25 Jan SPF Smarts
Thinking of hitting the slopes or a beach holiday to chase away the winter blues? Do you want to maximize and prolong the benefits a procedure such as a chemical peel or laser resurfacing (e.g.PicoSure or Fraxel)? Or, do you just want to protect your skin from the daily assault of sun and wind?
Today’s topic of sunscreen use and safety is a timely one.
90% of the signs of aging skin as well as 90% of skin cancers come from ultraviolet light exposure. A combination of protection from the ultraviolet rays (both UVA and UVB) of the sun, protective clothing, and smart behavior while in the sun can save you a lot of anguish and money.
Sunscreen ingredients can either act a physical blocks to UV light and reflect the rays away from the skin’s surface or they can act as filters, neutralizing the effects of sunlight once it penetrates the skin. Zinc oxide and titanium dioxide act as blocking agents. Being inert chemicals they are relatively free of side effects. Advances in delivery of these sunscreen ingredients have gone a long way to make their use more cosmetically acceptable avoiding issues feeling encased in heavy white gunk.
That said, the use of any sunscreen is better than none.
Recent lay publications have raised the question of the safety of ingredients such as oxybenzone. An estrogen effect was found when megadoses of oxybenzone were fed to laboratory rats. The amount of oxybenzone ingested by the rats equated to 200 years of daily application of the chemical to the skin. Eating a chemical is quite different than applying it to the skin. Studies of human application of oxybenzone in concentrations higher than that allowed in sunscreens show trace levels of the chemical in volunteers’ urine, but no difference in hormone levels that can be attributed to the chemical. The body effectively excretes the chemical.
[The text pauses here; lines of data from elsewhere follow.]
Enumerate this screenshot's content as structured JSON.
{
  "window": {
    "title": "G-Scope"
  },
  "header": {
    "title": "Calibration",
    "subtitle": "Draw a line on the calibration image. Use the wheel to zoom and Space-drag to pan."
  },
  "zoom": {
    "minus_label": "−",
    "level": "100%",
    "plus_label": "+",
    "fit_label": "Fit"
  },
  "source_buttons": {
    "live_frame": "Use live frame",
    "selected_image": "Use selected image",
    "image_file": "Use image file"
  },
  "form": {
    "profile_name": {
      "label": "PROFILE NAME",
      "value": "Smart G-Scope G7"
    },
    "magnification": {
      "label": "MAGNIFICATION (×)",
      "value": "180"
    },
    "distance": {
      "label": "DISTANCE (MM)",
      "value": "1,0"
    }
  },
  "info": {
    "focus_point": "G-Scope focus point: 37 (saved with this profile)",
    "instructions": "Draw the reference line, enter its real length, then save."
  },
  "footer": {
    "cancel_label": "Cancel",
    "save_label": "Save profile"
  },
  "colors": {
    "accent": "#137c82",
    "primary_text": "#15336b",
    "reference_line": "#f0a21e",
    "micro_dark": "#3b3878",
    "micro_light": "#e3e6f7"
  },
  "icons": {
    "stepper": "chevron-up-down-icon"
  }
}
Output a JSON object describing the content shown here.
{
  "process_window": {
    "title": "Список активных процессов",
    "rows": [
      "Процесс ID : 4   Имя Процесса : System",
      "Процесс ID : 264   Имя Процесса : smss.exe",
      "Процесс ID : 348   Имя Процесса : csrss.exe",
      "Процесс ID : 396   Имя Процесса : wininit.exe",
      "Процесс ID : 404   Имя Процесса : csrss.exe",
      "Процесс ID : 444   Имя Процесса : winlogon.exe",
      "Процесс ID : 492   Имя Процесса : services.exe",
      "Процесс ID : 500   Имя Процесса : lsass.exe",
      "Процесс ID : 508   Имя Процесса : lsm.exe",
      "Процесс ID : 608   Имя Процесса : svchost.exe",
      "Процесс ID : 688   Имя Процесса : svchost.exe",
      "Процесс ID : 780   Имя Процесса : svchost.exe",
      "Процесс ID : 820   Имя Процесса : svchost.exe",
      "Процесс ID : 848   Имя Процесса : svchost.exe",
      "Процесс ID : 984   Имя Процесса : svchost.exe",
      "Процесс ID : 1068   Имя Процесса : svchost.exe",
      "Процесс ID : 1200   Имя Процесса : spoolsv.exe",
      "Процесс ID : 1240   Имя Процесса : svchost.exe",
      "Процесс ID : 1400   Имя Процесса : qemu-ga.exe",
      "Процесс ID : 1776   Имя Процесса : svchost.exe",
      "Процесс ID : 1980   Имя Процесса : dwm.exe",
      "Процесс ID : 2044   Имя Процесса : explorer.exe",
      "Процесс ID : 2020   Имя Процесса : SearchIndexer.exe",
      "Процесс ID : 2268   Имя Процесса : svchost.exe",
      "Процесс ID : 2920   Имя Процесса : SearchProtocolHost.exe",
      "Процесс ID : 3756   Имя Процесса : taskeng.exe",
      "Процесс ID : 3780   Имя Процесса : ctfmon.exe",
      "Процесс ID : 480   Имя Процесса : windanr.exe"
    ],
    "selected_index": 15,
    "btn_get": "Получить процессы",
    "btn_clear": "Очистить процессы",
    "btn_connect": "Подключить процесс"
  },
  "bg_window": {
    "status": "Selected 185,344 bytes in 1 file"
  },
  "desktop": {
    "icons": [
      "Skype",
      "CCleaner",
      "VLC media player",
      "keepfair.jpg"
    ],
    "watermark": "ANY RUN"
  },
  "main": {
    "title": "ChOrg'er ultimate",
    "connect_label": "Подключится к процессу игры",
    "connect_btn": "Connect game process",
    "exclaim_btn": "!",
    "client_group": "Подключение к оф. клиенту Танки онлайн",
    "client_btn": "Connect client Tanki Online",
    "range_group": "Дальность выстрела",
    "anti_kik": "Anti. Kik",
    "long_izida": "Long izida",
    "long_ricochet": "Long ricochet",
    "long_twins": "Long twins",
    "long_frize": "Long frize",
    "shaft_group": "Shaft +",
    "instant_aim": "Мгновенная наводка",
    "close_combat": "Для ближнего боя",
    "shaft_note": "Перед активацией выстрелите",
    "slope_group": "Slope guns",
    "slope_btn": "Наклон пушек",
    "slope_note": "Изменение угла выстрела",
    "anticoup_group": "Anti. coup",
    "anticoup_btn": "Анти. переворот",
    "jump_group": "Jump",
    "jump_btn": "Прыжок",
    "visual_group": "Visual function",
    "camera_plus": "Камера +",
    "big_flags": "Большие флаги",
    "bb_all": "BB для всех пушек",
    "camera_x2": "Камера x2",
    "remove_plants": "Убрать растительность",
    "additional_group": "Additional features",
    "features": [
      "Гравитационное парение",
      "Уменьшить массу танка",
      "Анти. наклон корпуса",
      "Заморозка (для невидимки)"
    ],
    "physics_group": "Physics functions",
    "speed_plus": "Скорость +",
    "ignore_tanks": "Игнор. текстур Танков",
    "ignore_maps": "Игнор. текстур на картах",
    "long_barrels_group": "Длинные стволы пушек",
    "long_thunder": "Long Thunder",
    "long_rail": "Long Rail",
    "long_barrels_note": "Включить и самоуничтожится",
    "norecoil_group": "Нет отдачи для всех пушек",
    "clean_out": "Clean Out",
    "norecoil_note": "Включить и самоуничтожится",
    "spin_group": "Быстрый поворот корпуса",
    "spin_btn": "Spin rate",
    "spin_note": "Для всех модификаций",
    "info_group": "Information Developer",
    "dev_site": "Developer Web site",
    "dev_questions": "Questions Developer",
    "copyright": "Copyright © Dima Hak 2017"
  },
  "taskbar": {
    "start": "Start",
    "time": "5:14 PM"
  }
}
Studies have also failed to show that another chemical ingredient, retinal palmitate, increases skin cancer risk.
Regardless of weather or time of year, sun avoidance should be on everyone’s mind. Some 80-90% of the sun that we incur in the course of a lifetime comes from activites such as walking from the house to our automobile – not when we actively pursue the sun. Cloud cover is not protective; 80% of the sun’s UV rays penetrate dense cloud cover.
SPF ratings apply only to UVB rays, the shorter rays of ultraviolet light that cause redness of the skin as well as the development of basal and squamous cell carcinomas. SPF 15 blocks 93% of UVB rays for 2 hours; SPF 30 blocks 97% and SPF 50% blocks 98% for the same 2 hour time frame. Frequent reapplication of sunscreen is important for optimal protection. Be generous in the amount that you apply.
People with tans and people of color should also use sunscreen. Black skin offers at most the protection of SPF 4.
Vacationers beware! Reflective surfaces such as snow, water, and sand will intensify the effects of the sun. Use your sunscreen throughout the day, wear protective clothing (e.g. hats with broad brims, long sleeves and pants), choose your hours of exposure as best you can (avoid the hours of 10am-2pm), seek shade, and don’t forget to protect your lips and eyes.
Be smart and have fun! I myself am off to the slopes. With broad spectrum sun screen, of course!